▶ [EXERCISE REQUIREMENTS]: Below are some records; state how many of their lines contain the word "prop", and add nothing.

Data entries:

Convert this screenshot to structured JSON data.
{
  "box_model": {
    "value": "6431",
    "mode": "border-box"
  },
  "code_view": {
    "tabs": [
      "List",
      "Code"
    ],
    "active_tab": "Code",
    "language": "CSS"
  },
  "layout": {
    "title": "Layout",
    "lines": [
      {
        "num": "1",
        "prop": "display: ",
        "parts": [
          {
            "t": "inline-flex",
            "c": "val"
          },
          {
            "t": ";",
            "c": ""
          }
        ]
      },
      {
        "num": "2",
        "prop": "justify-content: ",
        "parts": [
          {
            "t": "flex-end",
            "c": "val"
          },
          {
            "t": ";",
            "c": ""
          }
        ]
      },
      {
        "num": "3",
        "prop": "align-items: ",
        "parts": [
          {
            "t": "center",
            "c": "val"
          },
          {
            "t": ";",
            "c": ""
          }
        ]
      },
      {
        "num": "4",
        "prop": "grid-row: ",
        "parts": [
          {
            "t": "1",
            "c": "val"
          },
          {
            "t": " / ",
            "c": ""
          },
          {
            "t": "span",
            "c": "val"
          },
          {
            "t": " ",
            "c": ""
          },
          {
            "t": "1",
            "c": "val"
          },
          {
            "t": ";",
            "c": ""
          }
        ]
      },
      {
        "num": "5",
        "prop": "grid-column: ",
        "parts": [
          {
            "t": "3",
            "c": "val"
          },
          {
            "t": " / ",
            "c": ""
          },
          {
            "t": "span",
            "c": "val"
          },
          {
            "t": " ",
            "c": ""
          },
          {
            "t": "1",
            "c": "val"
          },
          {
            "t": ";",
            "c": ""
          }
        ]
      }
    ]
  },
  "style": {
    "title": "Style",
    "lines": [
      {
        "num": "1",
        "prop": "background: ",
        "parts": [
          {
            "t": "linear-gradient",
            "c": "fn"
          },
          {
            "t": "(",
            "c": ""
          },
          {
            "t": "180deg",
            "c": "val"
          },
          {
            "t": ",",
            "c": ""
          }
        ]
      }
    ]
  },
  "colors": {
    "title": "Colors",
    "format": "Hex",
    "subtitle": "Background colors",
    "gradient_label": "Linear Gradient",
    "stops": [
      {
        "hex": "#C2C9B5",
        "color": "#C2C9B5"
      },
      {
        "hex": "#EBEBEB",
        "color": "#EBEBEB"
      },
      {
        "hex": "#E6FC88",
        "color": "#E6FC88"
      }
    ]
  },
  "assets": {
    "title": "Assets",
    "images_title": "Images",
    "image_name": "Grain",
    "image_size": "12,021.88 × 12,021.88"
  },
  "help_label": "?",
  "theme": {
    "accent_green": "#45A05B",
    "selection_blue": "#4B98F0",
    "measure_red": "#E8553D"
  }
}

▶ [TASK RESPONSE]: 6